## Activity
Identify all lines in the data containing the string "Best". Copy them out.

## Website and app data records
---
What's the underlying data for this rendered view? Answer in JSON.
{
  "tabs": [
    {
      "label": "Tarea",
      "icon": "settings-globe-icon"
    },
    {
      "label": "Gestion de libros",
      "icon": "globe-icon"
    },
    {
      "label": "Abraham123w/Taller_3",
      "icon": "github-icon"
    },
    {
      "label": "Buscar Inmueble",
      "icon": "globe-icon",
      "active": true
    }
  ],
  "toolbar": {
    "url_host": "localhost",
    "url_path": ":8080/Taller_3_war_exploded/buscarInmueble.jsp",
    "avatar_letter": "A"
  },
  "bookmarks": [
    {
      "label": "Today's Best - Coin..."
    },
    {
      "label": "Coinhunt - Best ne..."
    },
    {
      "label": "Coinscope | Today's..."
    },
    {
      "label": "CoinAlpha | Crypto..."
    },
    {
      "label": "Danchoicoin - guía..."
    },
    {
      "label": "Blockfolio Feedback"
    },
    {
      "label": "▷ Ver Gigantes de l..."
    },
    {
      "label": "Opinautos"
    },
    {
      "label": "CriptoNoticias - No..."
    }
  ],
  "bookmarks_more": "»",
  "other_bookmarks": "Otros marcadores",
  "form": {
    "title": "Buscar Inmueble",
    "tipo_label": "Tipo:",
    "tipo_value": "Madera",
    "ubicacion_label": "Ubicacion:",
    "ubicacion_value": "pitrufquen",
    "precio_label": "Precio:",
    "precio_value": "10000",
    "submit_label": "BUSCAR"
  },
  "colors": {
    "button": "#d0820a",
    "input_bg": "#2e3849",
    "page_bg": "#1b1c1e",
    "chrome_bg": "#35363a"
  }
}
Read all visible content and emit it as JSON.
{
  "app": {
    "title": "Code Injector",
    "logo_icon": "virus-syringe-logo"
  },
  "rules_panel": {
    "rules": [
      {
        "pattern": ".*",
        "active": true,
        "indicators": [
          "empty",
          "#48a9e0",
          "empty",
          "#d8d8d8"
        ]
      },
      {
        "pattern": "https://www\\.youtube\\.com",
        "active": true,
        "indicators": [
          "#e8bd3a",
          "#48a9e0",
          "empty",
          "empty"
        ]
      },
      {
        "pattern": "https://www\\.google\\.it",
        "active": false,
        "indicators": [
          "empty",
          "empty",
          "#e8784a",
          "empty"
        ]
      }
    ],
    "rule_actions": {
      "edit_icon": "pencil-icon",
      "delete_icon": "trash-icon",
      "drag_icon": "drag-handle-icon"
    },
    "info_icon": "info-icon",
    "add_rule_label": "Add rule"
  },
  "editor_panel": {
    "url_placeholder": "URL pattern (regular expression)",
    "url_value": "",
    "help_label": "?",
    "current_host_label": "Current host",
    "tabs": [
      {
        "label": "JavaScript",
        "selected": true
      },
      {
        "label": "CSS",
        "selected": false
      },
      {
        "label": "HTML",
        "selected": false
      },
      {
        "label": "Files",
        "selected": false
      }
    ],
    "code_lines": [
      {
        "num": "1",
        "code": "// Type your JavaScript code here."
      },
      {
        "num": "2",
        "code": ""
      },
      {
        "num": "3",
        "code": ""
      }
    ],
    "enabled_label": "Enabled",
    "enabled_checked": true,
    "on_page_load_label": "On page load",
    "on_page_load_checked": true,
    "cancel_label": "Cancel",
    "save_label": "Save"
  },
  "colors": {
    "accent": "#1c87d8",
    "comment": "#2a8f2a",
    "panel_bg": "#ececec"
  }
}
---
## Expected answer
      "label": "Today's Best - Coin..."
      "label": "Coinhunt - Best ne..."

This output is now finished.